Radiographics 2019 Mar-Apr;39(2):578-595
From the Departments of Radiology (J.C.S., A.P., O.P., M.Q., R.G.M.) and Nuclear Medicine (I.H.), Hospital Italiano, Tte Gral Juan Domingo Perón 4230, C1199ABH CABA, Buenos Aires, Argentina.

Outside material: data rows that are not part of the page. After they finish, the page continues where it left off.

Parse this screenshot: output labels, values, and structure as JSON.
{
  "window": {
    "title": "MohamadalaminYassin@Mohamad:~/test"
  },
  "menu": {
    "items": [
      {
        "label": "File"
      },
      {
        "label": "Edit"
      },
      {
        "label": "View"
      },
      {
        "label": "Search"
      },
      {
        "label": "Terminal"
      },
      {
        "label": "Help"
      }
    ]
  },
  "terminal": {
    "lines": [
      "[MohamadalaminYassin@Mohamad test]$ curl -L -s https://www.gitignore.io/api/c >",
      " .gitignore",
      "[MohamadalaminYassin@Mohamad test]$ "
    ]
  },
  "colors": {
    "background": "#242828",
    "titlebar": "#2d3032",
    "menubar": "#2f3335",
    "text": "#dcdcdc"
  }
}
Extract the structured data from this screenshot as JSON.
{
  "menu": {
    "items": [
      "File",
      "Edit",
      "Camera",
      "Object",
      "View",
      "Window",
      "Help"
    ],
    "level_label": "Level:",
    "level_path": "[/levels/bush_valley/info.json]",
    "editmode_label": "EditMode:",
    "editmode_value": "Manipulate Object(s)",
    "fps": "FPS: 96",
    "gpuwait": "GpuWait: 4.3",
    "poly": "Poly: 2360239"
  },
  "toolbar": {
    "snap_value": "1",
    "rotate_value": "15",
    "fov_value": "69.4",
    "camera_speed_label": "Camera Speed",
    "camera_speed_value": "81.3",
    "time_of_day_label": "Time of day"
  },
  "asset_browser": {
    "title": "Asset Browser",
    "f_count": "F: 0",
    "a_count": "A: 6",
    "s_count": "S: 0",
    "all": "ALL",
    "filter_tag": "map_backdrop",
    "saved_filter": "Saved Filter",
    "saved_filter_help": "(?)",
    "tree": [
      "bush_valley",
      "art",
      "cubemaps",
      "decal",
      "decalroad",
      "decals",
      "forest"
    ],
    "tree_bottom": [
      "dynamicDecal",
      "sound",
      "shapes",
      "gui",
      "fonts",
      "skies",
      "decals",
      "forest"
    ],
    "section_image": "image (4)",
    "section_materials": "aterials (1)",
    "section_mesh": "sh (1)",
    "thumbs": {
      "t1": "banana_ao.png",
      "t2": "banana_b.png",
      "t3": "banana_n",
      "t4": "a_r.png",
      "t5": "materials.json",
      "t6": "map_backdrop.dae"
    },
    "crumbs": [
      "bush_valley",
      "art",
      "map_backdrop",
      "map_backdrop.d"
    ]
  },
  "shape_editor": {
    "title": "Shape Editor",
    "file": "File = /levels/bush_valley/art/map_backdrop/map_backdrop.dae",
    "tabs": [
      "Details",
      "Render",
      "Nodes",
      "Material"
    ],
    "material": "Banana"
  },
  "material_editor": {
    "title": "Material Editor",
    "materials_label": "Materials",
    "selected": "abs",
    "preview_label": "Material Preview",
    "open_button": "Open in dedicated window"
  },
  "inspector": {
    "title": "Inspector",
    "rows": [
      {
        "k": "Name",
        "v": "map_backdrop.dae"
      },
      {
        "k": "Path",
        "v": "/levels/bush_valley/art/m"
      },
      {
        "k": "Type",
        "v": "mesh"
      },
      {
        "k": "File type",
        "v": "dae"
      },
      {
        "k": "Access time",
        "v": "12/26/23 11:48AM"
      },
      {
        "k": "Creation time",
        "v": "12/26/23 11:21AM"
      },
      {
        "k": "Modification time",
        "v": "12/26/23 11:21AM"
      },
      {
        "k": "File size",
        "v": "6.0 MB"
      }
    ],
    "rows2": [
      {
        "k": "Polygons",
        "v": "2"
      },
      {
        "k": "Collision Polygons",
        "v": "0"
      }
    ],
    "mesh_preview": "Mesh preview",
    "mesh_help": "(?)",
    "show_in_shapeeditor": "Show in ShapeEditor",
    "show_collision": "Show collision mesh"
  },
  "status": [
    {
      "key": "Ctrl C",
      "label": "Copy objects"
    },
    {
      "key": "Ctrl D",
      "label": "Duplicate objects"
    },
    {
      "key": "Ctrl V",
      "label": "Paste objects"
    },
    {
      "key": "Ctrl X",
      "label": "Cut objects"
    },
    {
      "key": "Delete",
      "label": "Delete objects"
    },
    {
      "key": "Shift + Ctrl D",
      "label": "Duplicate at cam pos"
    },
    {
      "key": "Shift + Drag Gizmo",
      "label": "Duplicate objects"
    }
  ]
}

Transarterial radioembolization (TARE), also called radioembolization or selective internal radiation therapy, is an interventional radiology technique used to treat primary liver tumors and liver metastases. The aim of this therapy is to deliver tumoricidal doses of radiation to liver tumors while selecting a safe radiation dose limit for nontumoral liver and lung tissue. Hence, correct treatment planning is essential to obtaining good results. However, this treatment invariably results in some degree of irradiation of normal liver parenchyma, inducing different radiologic findings that may affect follow-up image interpretation. When evaluating treatment response, the treated area size, tumor necrosis, devascularization, and changes seen at functional MRI must be taken into account. Unlike with other interventional procedures, with TARE, it can take several months for the tumor response to become evident. Ideally, responding lesions will show reduced size and decreased enhancement 3-6 months after treatment. In addition, during follow-up, there are many imaging findings related to the procedure itself (eg, peritumoral edema, inflammation, ring enhancement, hepatic fibrosis, and capsular retraction) that can make image interpretation and response evaluation difficult. Possible complications, either hepatic or extrahepatic, also can occur and include biliary injuries, hepatic abscess, radioembolization-induced liver disease, and radiation pneumonitis or dermatitis. A complete understanding of these possible posttreatment changes is essential for correct radiologic interpretations during the follow-up of patients who have undergone TARE. RSNA, 2019.